...DESPITE THE BEAR STEARNS BAILOUT AND THE FED'S rate cut, a sense of foreboding is still abroad on Wall and Main Streets. Few investors feel good with an economic slowdown gathering force, the dollar in the dumps and contagion threatening to hit financial sectors previously unscathed or not even suspected of being at risk.
This in mind, we contacted James Finucane, a 67-year-old stock strategist who now works as a consultant in West Lafayette, Ind., home of Purdue University ("modest cost of living, a great brew pub and incomparable high-school hoops," he gushes). Among his talents: pool hustling. He was the 1961 National Student Unions pool champ, representing Notre Dame.
....him, we're now at yet another extraordinary low, especially with the unprecedented actions taken by the Fed of late to offer liquidity to investment banks and to commercial banks stuck with mortgage-backed securities of uncertain value. In fact, he foresees an explosive rally, with the Dow rocketing to 18,000 to 20,000 within a year from its current 12,361. The climb, he says, might begin imminently or take a few months of backing and filling before the market takes off.
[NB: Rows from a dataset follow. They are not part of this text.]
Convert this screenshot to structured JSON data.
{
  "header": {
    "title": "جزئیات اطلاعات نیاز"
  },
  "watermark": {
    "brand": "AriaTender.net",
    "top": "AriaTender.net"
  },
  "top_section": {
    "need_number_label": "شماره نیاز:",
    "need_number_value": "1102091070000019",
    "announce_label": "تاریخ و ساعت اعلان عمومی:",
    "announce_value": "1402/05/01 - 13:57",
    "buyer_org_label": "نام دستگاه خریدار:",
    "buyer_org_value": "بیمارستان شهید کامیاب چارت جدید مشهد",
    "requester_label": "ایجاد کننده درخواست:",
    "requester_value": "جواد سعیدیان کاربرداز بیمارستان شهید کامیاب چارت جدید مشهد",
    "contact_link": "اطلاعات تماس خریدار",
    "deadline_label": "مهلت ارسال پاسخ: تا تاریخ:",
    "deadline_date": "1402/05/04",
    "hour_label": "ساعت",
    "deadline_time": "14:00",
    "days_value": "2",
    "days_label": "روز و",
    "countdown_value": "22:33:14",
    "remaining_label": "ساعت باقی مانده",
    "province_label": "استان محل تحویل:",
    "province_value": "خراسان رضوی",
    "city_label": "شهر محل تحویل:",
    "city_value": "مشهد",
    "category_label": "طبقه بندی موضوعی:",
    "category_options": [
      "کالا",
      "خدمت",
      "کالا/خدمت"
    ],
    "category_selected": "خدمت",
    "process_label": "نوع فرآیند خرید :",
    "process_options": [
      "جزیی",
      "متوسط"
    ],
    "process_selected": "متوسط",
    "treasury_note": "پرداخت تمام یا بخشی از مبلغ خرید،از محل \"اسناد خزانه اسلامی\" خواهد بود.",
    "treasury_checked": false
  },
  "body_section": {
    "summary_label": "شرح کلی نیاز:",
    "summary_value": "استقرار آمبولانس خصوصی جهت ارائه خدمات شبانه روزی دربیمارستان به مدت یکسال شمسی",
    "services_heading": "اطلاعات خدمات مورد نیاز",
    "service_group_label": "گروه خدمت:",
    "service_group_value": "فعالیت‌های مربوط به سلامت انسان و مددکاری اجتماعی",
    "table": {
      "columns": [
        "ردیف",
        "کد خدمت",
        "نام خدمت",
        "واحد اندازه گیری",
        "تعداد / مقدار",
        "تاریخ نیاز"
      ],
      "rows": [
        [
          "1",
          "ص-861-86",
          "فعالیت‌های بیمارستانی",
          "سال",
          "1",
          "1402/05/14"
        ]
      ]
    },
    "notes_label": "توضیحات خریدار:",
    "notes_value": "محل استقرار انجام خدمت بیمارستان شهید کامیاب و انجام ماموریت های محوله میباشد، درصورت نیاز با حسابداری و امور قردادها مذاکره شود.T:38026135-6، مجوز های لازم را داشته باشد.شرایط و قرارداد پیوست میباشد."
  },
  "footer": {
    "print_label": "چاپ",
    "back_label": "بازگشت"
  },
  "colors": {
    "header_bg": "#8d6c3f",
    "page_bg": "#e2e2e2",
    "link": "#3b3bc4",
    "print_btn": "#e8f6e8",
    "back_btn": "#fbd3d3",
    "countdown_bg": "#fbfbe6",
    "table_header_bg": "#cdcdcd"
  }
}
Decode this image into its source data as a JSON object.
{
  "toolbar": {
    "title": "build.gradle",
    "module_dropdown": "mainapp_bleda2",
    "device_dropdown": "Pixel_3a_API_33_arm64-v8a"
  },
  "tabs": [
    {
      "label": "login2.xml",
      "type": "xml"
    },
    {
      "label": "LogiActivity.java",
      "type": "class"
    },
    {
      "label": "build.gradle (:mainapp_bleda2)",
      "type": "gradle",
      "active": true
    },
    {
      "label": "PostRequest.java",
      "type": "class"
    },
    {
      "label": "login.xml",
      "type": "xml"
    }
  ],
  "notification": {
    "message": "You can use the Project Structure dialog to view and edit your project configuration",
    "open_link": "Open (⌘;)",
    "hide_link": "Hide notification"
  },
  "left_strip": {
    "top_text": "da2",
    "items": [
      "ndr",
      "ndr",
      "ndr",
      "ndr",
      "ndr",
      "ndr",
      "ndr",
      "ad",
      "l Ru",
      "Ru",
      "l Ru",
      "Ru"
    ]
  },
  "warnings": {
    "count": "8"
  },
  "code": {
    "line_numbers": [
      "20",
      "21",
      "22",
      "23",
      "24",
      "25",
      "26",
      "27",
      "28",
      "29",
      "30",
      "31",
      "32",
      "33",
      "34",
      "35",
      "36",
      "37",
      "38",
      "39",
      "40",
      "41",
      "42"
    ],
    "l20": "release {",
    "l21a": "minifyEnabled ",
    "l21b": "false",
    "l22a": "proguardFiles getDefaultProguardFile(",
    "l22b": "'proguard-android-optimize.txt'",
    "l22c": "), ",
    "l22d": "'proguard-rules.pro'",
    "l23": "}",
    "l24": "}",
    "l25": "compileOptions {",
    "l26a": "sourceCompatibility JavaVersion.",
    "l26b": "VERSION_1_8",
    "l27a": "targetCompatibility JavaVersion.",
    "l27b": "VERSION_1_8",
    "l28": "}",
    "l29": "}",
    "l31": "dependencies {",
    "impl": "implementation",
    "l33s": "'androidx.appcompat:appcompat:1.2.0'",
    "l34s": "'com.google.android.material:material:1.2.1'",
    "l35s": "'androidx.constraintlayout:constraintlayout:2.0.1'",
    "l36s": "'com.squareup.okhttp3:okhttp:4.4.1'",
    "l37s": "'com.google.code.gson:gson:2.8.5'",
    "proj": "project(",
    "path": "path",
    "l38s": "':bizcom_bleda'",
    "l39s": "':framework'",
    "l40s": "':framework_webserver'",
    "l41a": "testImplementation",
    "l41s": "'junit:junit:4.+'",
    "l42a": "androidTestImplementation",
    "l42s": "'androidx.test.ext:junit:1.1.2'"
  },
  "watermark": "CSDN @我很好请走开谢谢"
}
Finucane argues that financial crises invariably yield spectacular buy points, especially when they reach crescendos. He points to calamities such as the 1970 Penn Central bankruptcy, the 1984 failure of Continental Bank, the 1994 Mexican peso devaluation and the 1998 collapse of the Long Term Capital Management hedge fund. Each time, important lows were made either simultaneously or within a month of the crisis.